Say I have access to several pre-trained CNNs (e.g. AlexNet, VGG, GoogleLeNet, ResNet, DenseNet, etc.) which I can use to extract features from an image by saving the activations of some hidden layer in each CNN. Likewise, I can also extract features using conventional hand-crafted techniques, such as: HOG, SIFT, LBP, LTP, Local Phase Quantization, Rotation Invariant Co-occurrence Local Binary Patterns, etc. Thus, I can obtain a very high-dimensional feature vector of an image that concatenates the individual features vectors outputted by these individual algorithms. Given these features, and given a data set of images over which I want to perform similar image retrieval (i.e. finding the top-k most similar images to a query image X), what would be the most appropriate ways to implement this task?

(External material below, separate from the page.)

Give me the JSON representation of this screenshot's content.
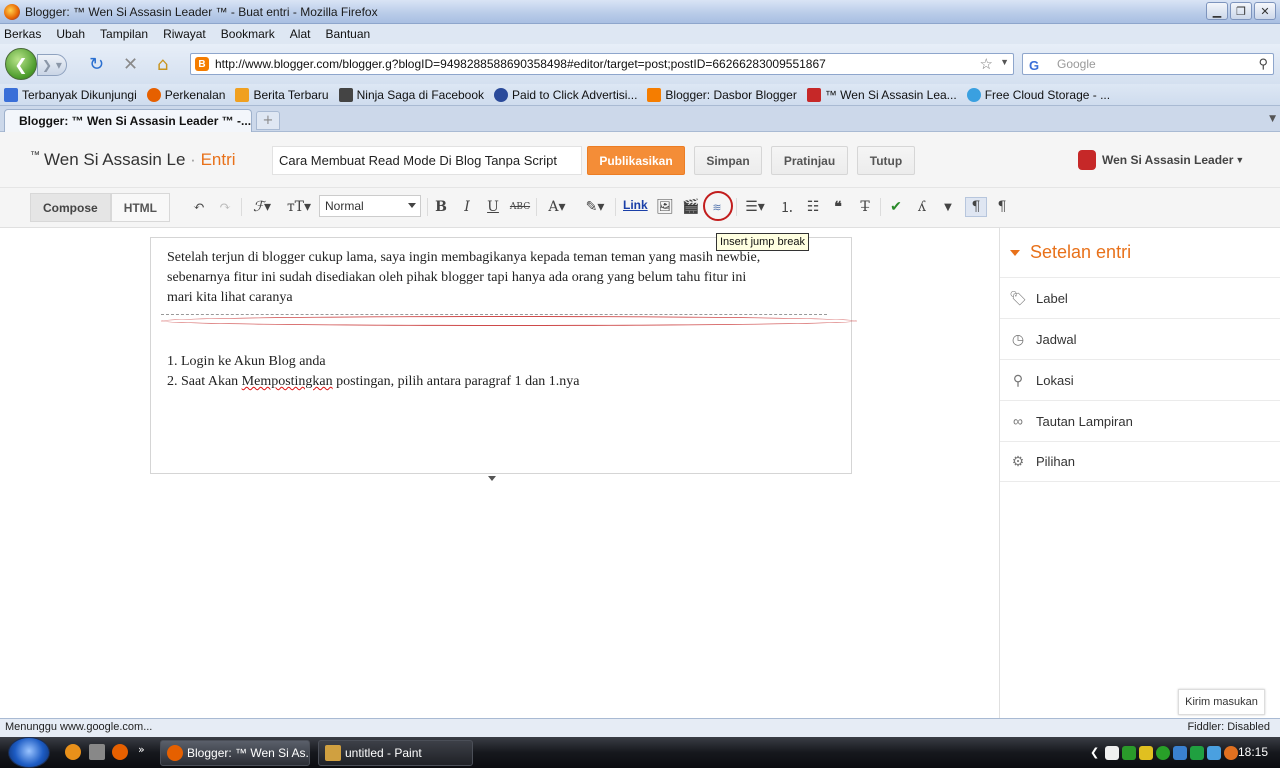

One possible idea I have in mind is to learn an image similarity embedding in euclidean space by training a neural network that would receive as input the aforementioned feature vectors, and perhaps down-sampled versions of the image as well, and output a lower dimensional embedding vector that ideally should place similar images close to each other and dissimilar images far apart. And I could train this network using for example Siamese Loss or Triplet Loss. The challenge of this approach though is generating the labels for the (supervised) training itself. For example, in the case of the Triplet Loss I would need to sample triplets (Q,X,Y) and somehow determine which one between X and Y is most similar to Q, in order to generate the label for the triplet (i.e., in order to "teach" the network I need to know the answers myself beforehand, but how? I guess this is domain dependent, but think of challenging cases where you have very heterogeneous images, such as photography galleries, artwork galleries, etc).

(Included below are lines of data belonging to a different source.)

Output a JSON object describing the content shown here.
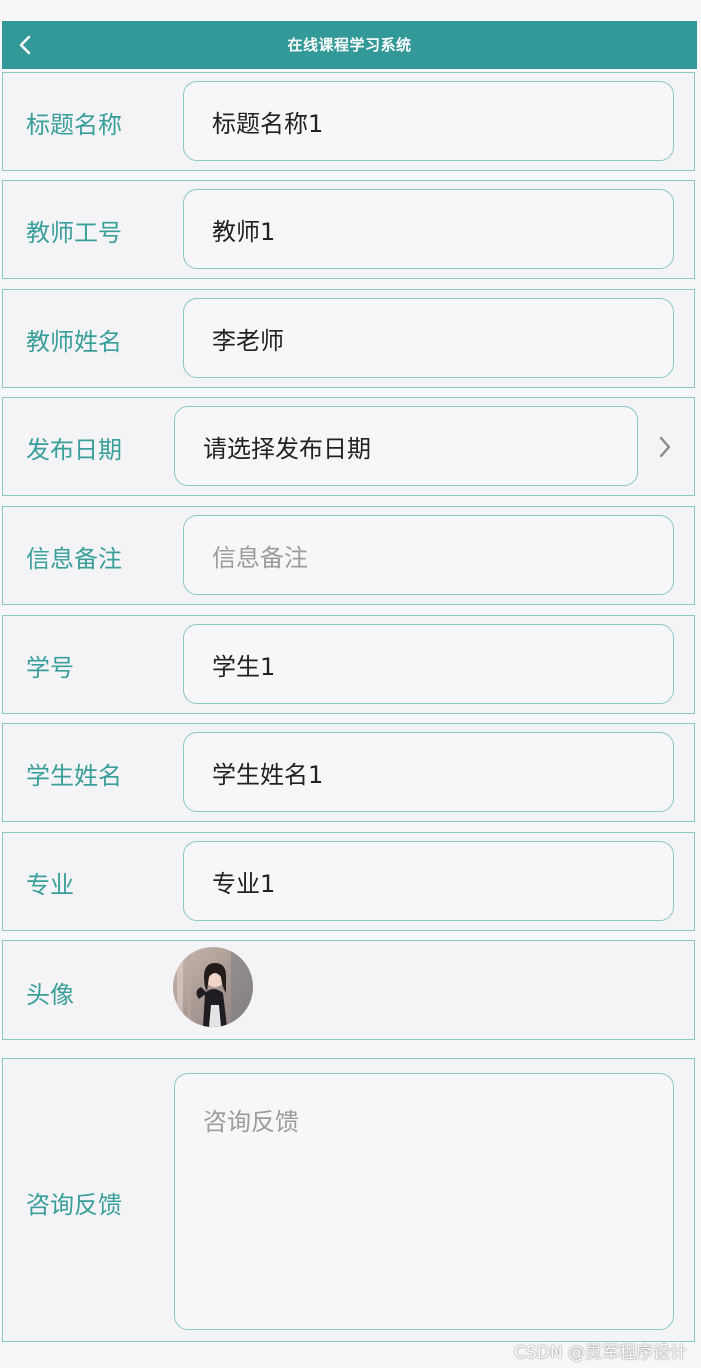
{
  "header": {
    "title": "在线课程学习系统",
    "back_icon": "chevron-left-icon"
  },
  "form": {
    "title_name": {
      "label": "标题名称",
      "value": "标题名称1"
    },
    "teacher_id": {
      "label": "教师工号",
      "value": "教师1"
    },
    "teacher_name": {
      "label": "教师姓名",
      "value": "李老师"
    },
    "publish_date": {
      "label": "发布日期",
      "placeholder": "请选择发布日期",
      "chevron_icon": "chevron-right-icon"
    },
    "info_note": {
      "label": "信息备注",
      "placeholder": "信息备注"
    },
    "student_id": {
      "label": "学号",
      "value": "学生1"
    },
    "student_name": {
      "label": "学生姓名",
      "value": "学生姓名1"
    },
    "major": {
      "label": "专业",
      "value": "专业1"
    },
    "avatar": {
      "label": "头像"
    },
    "feedback": {
      "label": "咨询反馈",
      "placeholder": "咨询反馈"
    }
  },
  "watermark": "CSDN @灵军程序设计",
  "colors": {
    "accent": "#339898",
    "label": "#3a9e9a",
    "border": "#8cc7c4"
  }
}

Anyways, this is just an idea and by no means I pretend to mean this is the right approach. I'm open to new suggestions and insights about how to solve this task.